The state of our state is strong. More people were employed in Wisconsin last year than at any point in the history of our great state. Unemployment levels are the lowest in more than 15 years. And the percentage of people working in Wisconsin is one of the highest of any state in the country.
This begs the question, “Are the people of Wisconsin better off than we were six years ago?” The answer is a resounding yes.
It may seem hard to believe now, but during the four years before we took office, Wisconsin had lost more than 133,000 jobs and the unemployment rate peaked at 9.2 percent.
Today, we’ve more than recovered the jobs that departed during the recession, wages are up, and more than 50,000 new businesses have been created. In fact, our biggest challenge is not creating jobs, but finding people to fill them.
We went from a focus on “jobs, jobs, jobs” to talking about “workforce, workforce, workforce.” This is my top priority for 2017 and beyond.
We are working and winning in Wisconsin. In addition to a growing economy, I am pleased to note that our finances are stable. We finished the fiscal year, yet again, with a surplus. Our rainy day fund is 165 times bigger now than it was when we first took office, and Wisconsin has the fourth lowest overall long-term debt obligation of any state in the country.
Getting our finances under control allows us to reduce the burden on the hard-working taxpayers. Since taking office, we’ve cut taxes by more than $4.7 billion. That means a cumulative income tax reduction of $1,159 for a typical family.
We also cut property taxes. Since December of 2010, the cumulative reduction is $426 for a median-valued home. In the decade before we took office, property taxes went up 27 percent. If that trend had continued, the difference is a savings of $1,700. That’s real money.
Just as I promised when running for re-election, property and income taxes will be lower in 2018 than they were in 2010. Throughout the past year, I held listening sessions in every county to hear about where citizens would like the state to be in 20 years. Several major issues came out of these listening sessions. Student success, accountable government, and rewarding work were consistent themes. These areas will be the focus of our state budget.
As promised, we will provide a significant increase in funding for public education. We will also help rural schools that have unique challenges such as transportation costs, broadband access, and declining enrollment.
College affordability was also a major issue at our listening sessions. Over the past four years, we froze instate tuition for all undergraduates at University of Wisconsin campuses. Compared to the previous trend, a typical student saves more than $6,300 over four years. We will go even further as we will actually cut tuition. It will be paid for in the state budget and we will add more resources to the UW System.

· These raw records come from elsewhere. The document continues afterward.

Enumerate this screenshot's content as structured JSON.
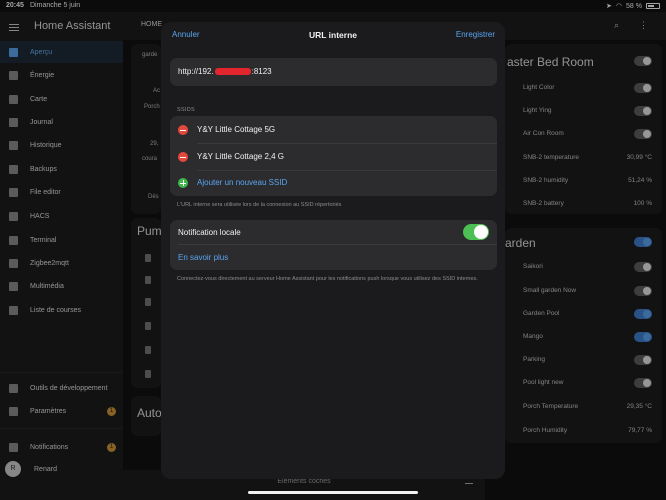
{
  "status": {
    "time": "20:45",
    "date": "Dimanche 5 juin",
    "battery": "58 %"
  },
  "sidebar": {
    "title": "Home Assistant",
    "items": [
      {
        "label": "Aperçu",
        "icon": "grid-icon",
        "active": true
      },
      {
        "label": "Énergie",
        "icon": "lightning-icon"
      },
      {
        "label": "Carte",
        "icon": "map-icon"
      },
      {
        "label": "Journal",
        "icon": "journal-icon"
      },
      {
        "label": "Historique",
        "icon": "chart-icon"
      },
      {
        "label": "Backups",
        "icon": "cloud-icon"
      },
      {
        "label": "File editor",
        "icon": "wrench-icon"
      },
      {
        "label": "HACS",
        "icon": "hacs-icon"
      },
      {
        "label": "Terminal",
        "icon": "terminal-icon"
      },
      {
        "label": "Zigbee2mqtt",
        "icon": "zigbee-icon"
      },
      {
        "label": "Multimédia",
        "icon": "play-icon"
      },
      {
        "label": "Liste de courses",
        "icon": "cart-icon"
      }
    ],
    "dev_tools": "Outils de développement",
    "settings": "Paramètres",
    "settings_badge": "1",
    "notifications": "Notifications",
    "notifications_badge": "1",
    "user_initial": "R",
    "user_name": "Renard"
  },
  "topbar": {
    "tab": "HOME"
  },
  "background": {
    "left_card_title": "garde",
    "left_texts": [
      "Ac",
      "Porch",
      "29,",
      "coura",
      "Dés"
    ],
    "pump_title": "Pump",
    "auto_title": "Auto",
    "master_card": {
      "title": "aster Bed Room",
      "rows": [
        {
          "name": "Light Color",
          "type": "toggle",
          "on": false
        },
        {
          "name": "Light Ying",
          "type": "toggle",
          "on": false
        },
        {
          "name": "Air Con Room",
          "type": "toggle",
          "on": false
        },
        {
          "name": "SNB-2 temperature",
          "type": "value",
          "value": "30,99 °C"
        },
        {
          "name": "SNB-2 humidity",
          "type": "value",
          "value": "51,24 %"
        },
        {
          "name": "SNB-2 battery",
          "type": "value",
          "value": "100 %"
        }
      ]
    },
    "garden_card": {
      "title": "arden",
      "rows": [
        {
          "name": "Saikori",
          "type": "toggle",
          "on": false
        },
        {
          "name": "Small garden Now",
          "type": "toggle",
          "on": false
        },
        {
          "name": "Garden Pool",
          "type": "toggle",
          "on": true
        },
        {
          "name": "Mango",
          "type": "toggle",
          "on": true
        },
        {
          "name": "Parking",
          "type": "toggle",
          "on": false
        },
        {
          "name": "Pool light new",
          "type": "toggle",
          "on": false
        },
        {
          "name": "Porch Temperature",
          "type": "value",
          "value": "29,35 °C"
        },
        {
          "name": "Porch Humidity",
          "type": "value",
          "value": "79,77 %"
        }
      ]
    },
    "bottom_label": "Éléments cochés"
  },
  "modal": {
    "cancel_label": "Annuler",
    "title": "URL interne",
    "save_label": "Enregistrer",
    "url_prefix": "http://192.",
    "url_suffix": ":8123",
    "ssids_label": "SSIDS",
    "ssids": [
      "Y&Y Little Cottage 5G",
      "Y&Y Little Cottage 2,4 G"
    ],
    "add_ssid_label": "Ajouter un nouveau SSID",
    "ssid_hint": "L'URL interne sera utilisée lors de la connexion au SSID répertoriés",
    "local_notification_label": "Notification locale",
    "local_notification_on": true,
    "learn_more_label": "En savoir plus",
    "notification_hint": "Connectez-vous directement au serveur Home Assistant pour les notifications push lorsque vous utilisez des SSID internes."
  }
}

Access to high speed and reliable internet service is something we hear about repeatedly throughout the state. That’s why I am proposing the state invest $35.5 million more to expand our broadband access grant program and for our efforts to help upgrade technology and train teachers from small and rural school districts. That would bring our total investment to $52 million to help connect everyone in the state.
On transportation, we will provide local governments with the largest increase in transportation aids since the 1990s. They can use these funds to fix roads and bridges and potholes in their communities. We will also provide more money for state highway rehabilitation than ever before.
We can do all of this without a gas tax or vehicle registration fee increase. I will keep the promise I made to the voters in the last election. Whether you agree with me or not, I hope you can respect that I will keep my word. We did not get elected by the people of Wisconsin to raise taxes.
As mentioned, more people are working than ever before in our state. Our schools continue to be some of the best in the country. The UW just went up in another ranking. Our improvement in the tax climate is one of the best in the nation. Health care systems in our state are ranked in the top three in the country. And our farmers continue to grow and produce some of the best food on the planet. Heck, we just won the gold medal for the best cheese in the world.
Let’s face it. There is plenty to celebrate in Wisconsin.
The state of our state is strong. Wisconsin’s future is bright. But we’re not done yet. There is more work for us to do. Together, we can move Wisconsin forward.
Scott Walker is the governor of Wisconsin.